Simon Kinsella, a resident of Wainscott, a candidate for East Hampton Town Trustee, and a persistent critic of the proposed South Fork Wind Farm, spoke during a press conference Tuesday about his lawsuit against New York State, which seeks to compel the Long Island Power Authority to disclose the cost to ratepayers represented by the proposed wind farm. >click to readA divide among neighbors and generations was apparent on Tuesday as the New York State Public Service Commission hosted its first information sessions and public hearings on the proposed South Fork Wind Farm,,, On Tuesday, the P.S.C. took public comment here on the wind farm’s export cable.

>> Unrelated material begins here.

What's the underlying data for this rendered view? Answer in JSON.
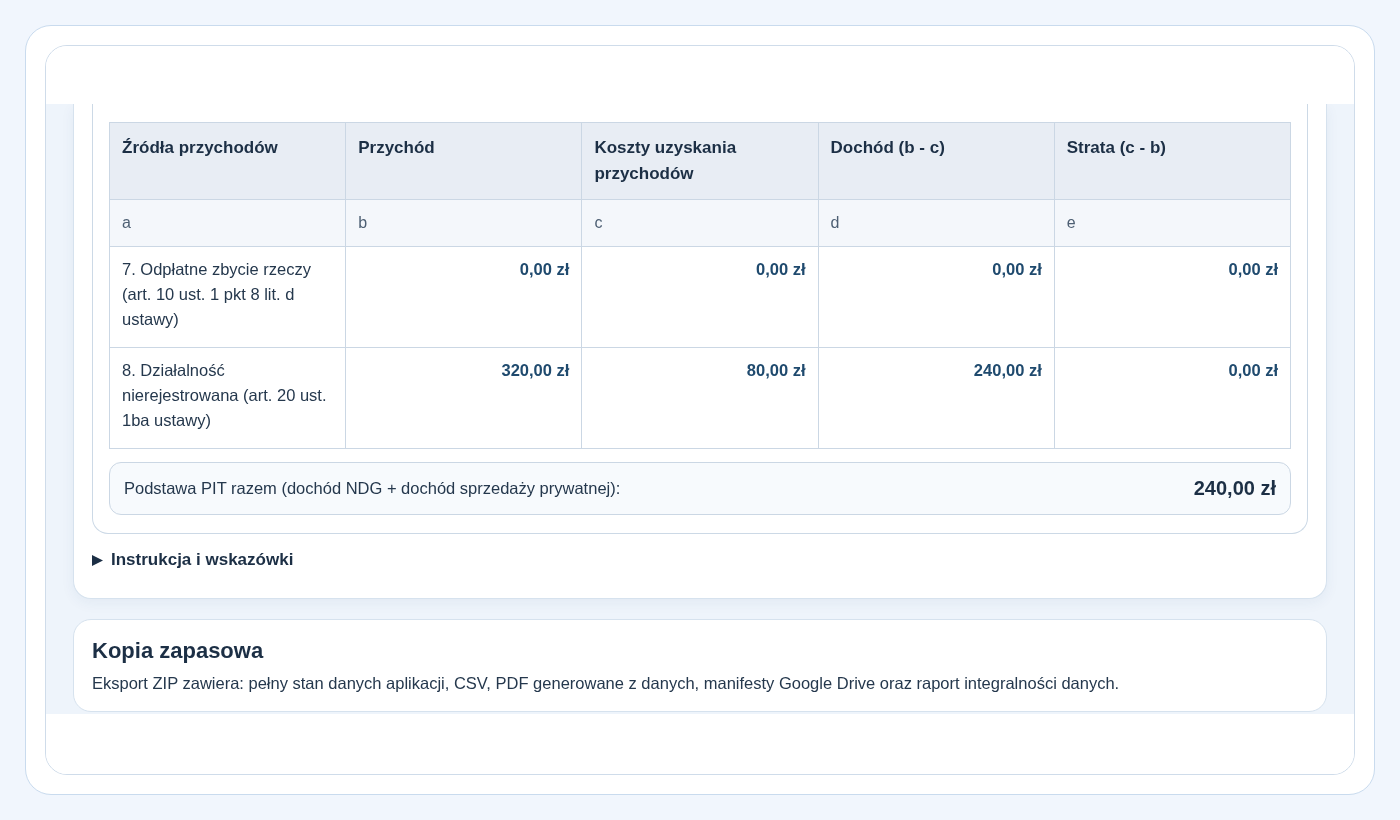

Its landing site has stirred nearly as much opposition in some quarters as has the wind farm itself among commercial fishermen, who say the underwater cable installation threatens their livelihood. >click to read<14:30

North Carolina Fisheries Association Weekly Update for June 14, 2019

Legislative updates, Bill updates, Calendar, >Click here to read the Weekly Update<, to read all the updates >click here<, for older updates listed as NCFA >click here<12:20

Meeting a need – College to offer boat/ship welding program

Starting this Fall, students and adult learners can take courses in welding from Oregon Coast Community College, thanks to a partnership with the Port of Toledo, Northwest Oregon Works, and the Lincoln County School District.,, “Since I arrived at the College in 2014, I have heard from industry and community about the need for welding and maritime workforce training,” said Dr. Birgitte Ryslinge, OCCC President. “Through this private-public collaboration we start building, rather than importing, our future maritime-industrial workforce. >click to read<11:43

The power to open Bonnet Carré spillway rests 200 miles from ‘struggling’ Gulf Coast

The U.S. Army Corps of Engineers opens the Bonnet Carré to prevent Mississippi River flooding in New Orleans, but Coast residents on less populated shores of South Mississippi and Louisiana feel the fallout. The fresh, polluted water floods Lake Pontchartrain and the Mississippi Sound. For the first time in history, the spillway has opened two years in a row — 2018 and 2019 — and two times in one year — 2019.  Dolphins and oysters are dying. Shrimp are disappearing. Fish are covered in lesions. And the oxygen-starved Dead Zone, documented annually in the Gulf of Mexico, is expected this summer to be the size of Massachusetts, which is close to the 2017 record, the National Oceanic and Atmospheric Administration says. Video, photo’s >click to read<10:23

Council turns down petition sought to protect Adak processor

The North Pacific Fishery Management Council decided not to approve an emergency petition from a group of Aleutian Islands stakeholders at its meeting June 9, instead taking a longer route through a discussion to look at the set-aside options for the area. The petition had sought an emergency quota set-aside of Pacific cod, separate from the general Bering Sea-Aleutian Islands quota, to help sustain the shore-based plant and thus the community. >click to read<09:36

MacArtney Lobster Monitoring Tech for SLU

In 2009, MacArtney supplied SLU with a camera and light system that utilised direct telemetry and standard cabling for the original Lobster Sledge. A decade later MacArtney is still collaborating with SLU and has completed the co-design of the Lobster Sledge upgrade that incorporates an HD camera, LED lights, fibre optic multiplexer and interfaces. The system, designed to be towed along the seabed, collects data on the current lobster population. The data collected monitors the lobster population and informs fishing quotas for the southern coast of Norway and the Swedish coast. >click to read<08:44